Course Description: The essence of existence lies in the transformation of energy. This course provides a foundational understanding of physics and chemistry through a survey of the forms of energy that power our daily lives. Students examine the implications of our energy consumption as we explore geopolitical issues associated with resource extraction and energy production. To reduce our energy footprints, students measure and evaluate how we use energy at home and in our daily lives, comparing the efficiency and feasibility of many forms of energy – fossil, biofuel, nuclear, solar, hydro, geothermal, and wind. In our investigation of how our region manages its energy needs and distribution, we use our community as a classroom and visit power plants and energy-related businesses. We probe into the energy requirements of different modes of transportation and evaluate the costs and benefits of recycling. On a global level, students study complex issues as the world moves beyond Peak Oil and transitions into new energy sources.
High School Expeditions:
Technology, Media and Gender
Essential Question: How do internal and external forces act on how we think, what we think and who we become?
Course Description: This course explores the rising influence that media and technology have on an individual’s ability to construct knowledge, develop identity and interact socially. While looking at media, students investigate the relationship it has with gender to examine the influence of popular culture on how we see ourselves and how we see others. Students begin by looking at technology to examine both psychology and neuroscience to see how unprecedented developments in communication have shifted the landscape of human thought and behavior. This is followed by an investigation into gender and the effects of the social production of gender on self and identity to gain a more complex understanding of how gender and sexual identities are constructed, deconstructed, and reconstructed. Students examine how neurology, psychology and culture influence technology, media and gender and in turn how this influences individual behavior, self-concept and cultural roles.
Body & Soul
Essential Question: What does it mean to be human?

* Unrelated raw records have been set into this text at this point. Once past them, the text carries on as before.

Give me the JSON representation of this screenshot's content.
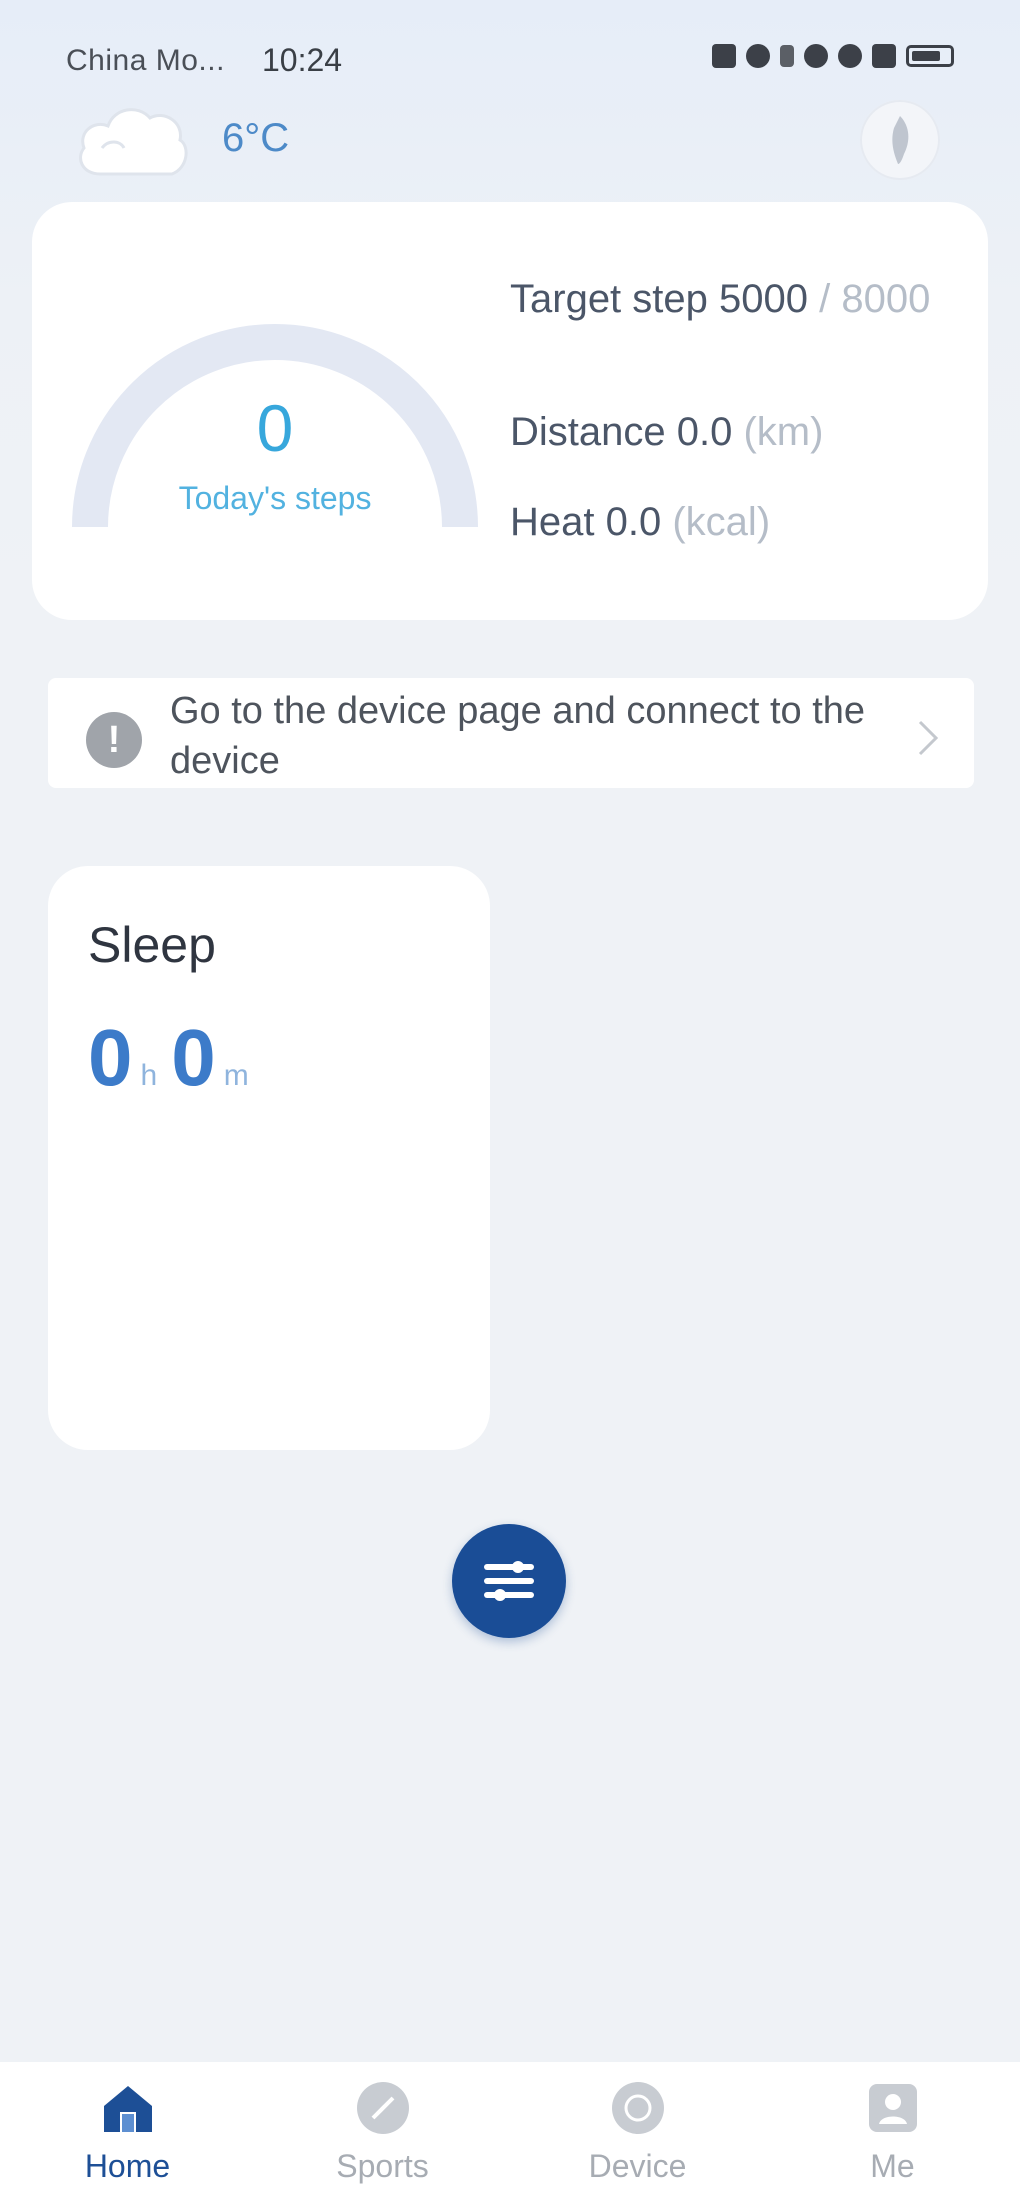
{
  "status_bar": {
    "carrier": "China Mo...",
    "time": "10:24"
  },
  "weather": {
    "icon": "cloud-icon",
    "temperature": "6°C"
  },
  "steps_card": {
    "today_steps_value": "0",
    "today_steps_label": "Today's steps",
    "target_label": "Target step",
    "target_current": "5000",
    "target_separator": "/",
    "target_goal": "8000",
    "distance_label": "Distance",
    "distance_value": "0.0",
    "distance_unit": "(km)",
    "heat_label": "Heat",
    "heat_value": "0.0",
    "heat_unit": "(kcal)",
    "progress_fraction": 0
  },
  "notice": {
    "icon": "info-icon",
    "text": "Go to the device page and connect to the device"
  },
  "sleep_card": {
    "title": "Sleep",
    "hours": "0",
    "hours_unit": "h",
    "minutes": "0",
    "minutes_unit": "m"
  },
  "colors": {
    "accent": "#1a4d96",
    "steps_accent": "#37a7dc",
    "sleep_accent": "#3c7bc9",
    "gauge_track": "#e3e8f3"
  },
  "bottom_nav": {
    "items": [
      {
        "label": "Home",
        "icon": "home-icon",
        "active": true
      },
      {
        "label": "Sports",
        "icon": "sports-icon",
        "active": false
      },
      {
        "label": "Device",
        "icon": "device-icon",
        "active": false
      },
      {
        "label": "Me",
        "icon": "me-icon",
        "active": false
      }
    ]
  }
}
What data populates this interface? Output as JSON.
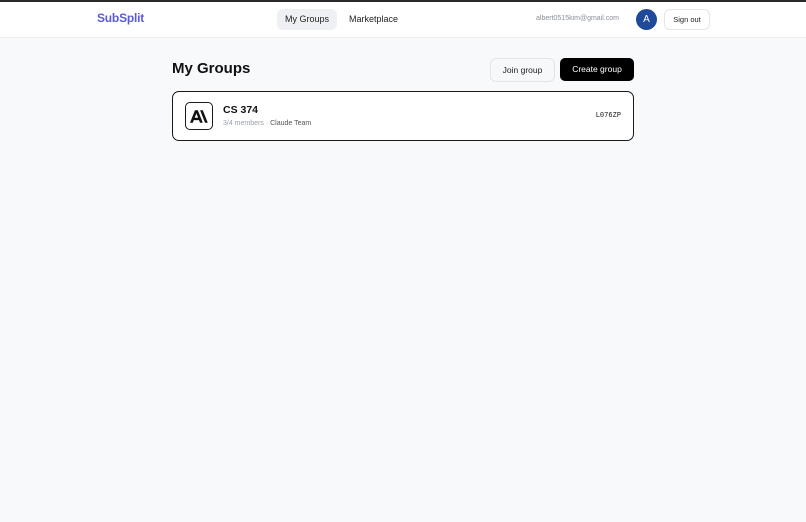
{
  "app": {
    "brand": "SubSplit"
  },
  "nav": {
    "tabs": [
      {
        "label": "My Groups",
        "active": true
      },
      {
        "label": "Marketplace",
        "active": false
      }
    ]
  },
  "user": {
    "email": "albert0515kim@gmail.com",
    "avatar_initial": "A",
    "avatar_color": "#1f4a9a",
    "sign_out_label": "Sign out"
  },
  "main": {
    "title": "My Groups",
    "join_label": "Join group",
    "create_label": "Create group",
    "groups": [
      {
        "logo_icon": "anthropic-logo-icon",
        "name": "CS 374",
        "members": "3/4 members",
        "separator": " · ",
        "plan": "Claude Team",
        "code": "L076ZP"
      }
    ]
  },
  "colors": {
    "brand": "#5b5bd6",
    "primary_button": "#000000",
    "background": "#f8f9fb"
  }
}
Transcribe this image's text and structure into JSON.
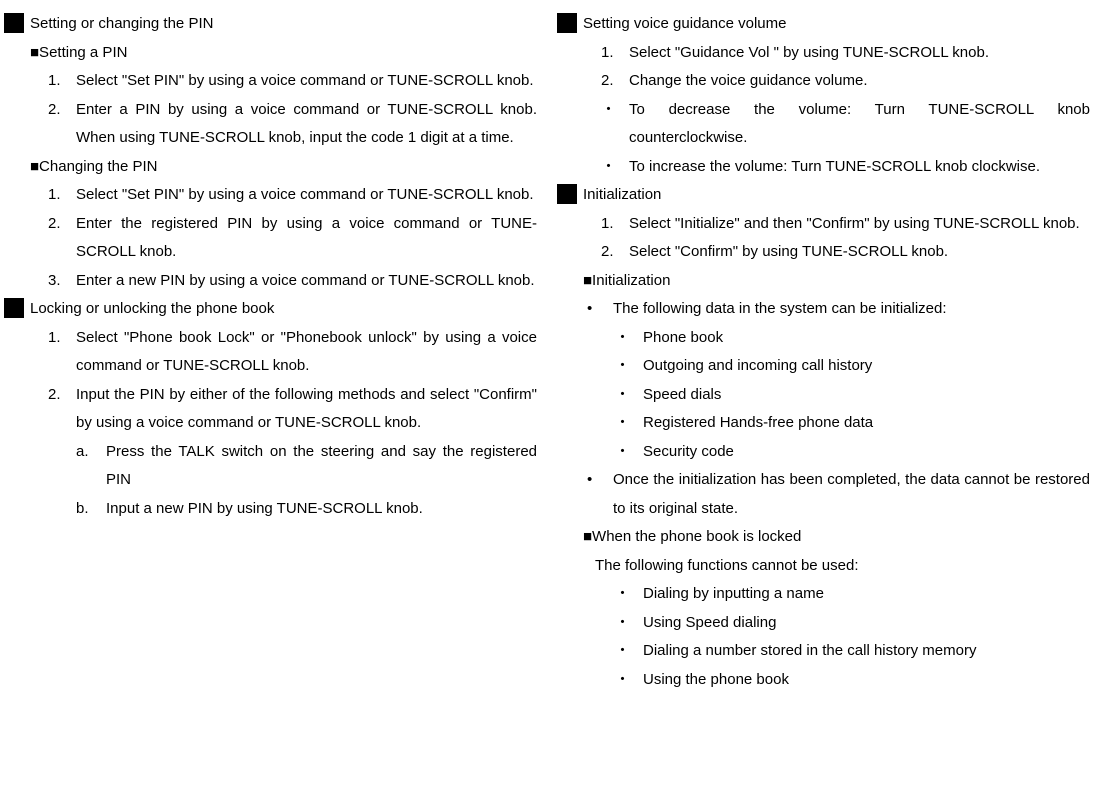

Course Description: In this class students explore what it means to be human through both empirical and philosophical lenses. Students study the human body as a physical system by exploring anatomy and physiology in increasing levels of complexity. Simultaneously, students examine what it means to be a human being and an individual using more philosophical lenses. They study both Buddhism and Christianity to compare and contrast world religions, and engage in world philosophy and literature from ancient times up through the Renaissance.
Conflict, Economics and Human Migration
Essential Question: Who is an American?
Course Description: Economic, political and social factors create a push/pull reality for humans around the world. In the human world, rather than conditions creating borders, borders create conditions. With an in-depth study of migrants and refugees, this expedition explores the different conditions that exist on both sides of the border, and the dynamics and issues that are occurring in the border region as those different conditions come together. Students study how the history of the Mexico-U.S. border has shaped current events and attitudes, and how different economic, political, social, cultural, and physical conditions have led to current issues. Students study different perspectives on issues of immigration, free trade, national security, the border wall, and the existence of the border itself.
Democracy and Politics
Essential Question: Why do some people have rights while others do not?
Course Description: This course explores the tenets of democracy and looks at current issues around human and civil rights. Students examine the philosophical underpinnings of our democratic republic and what it means to be a democrat in a republic and a republican in a democracy. What does it mean to be free? To have rights? What does it mean to be denied freedom? To be denied rights?
Skill-Builder Workshops supplement Learning Expeditions by giving students a double dose of critical skills.
Explore classes offer students a chance to pursue their interests and discover new passions.
Watershed Weekly Video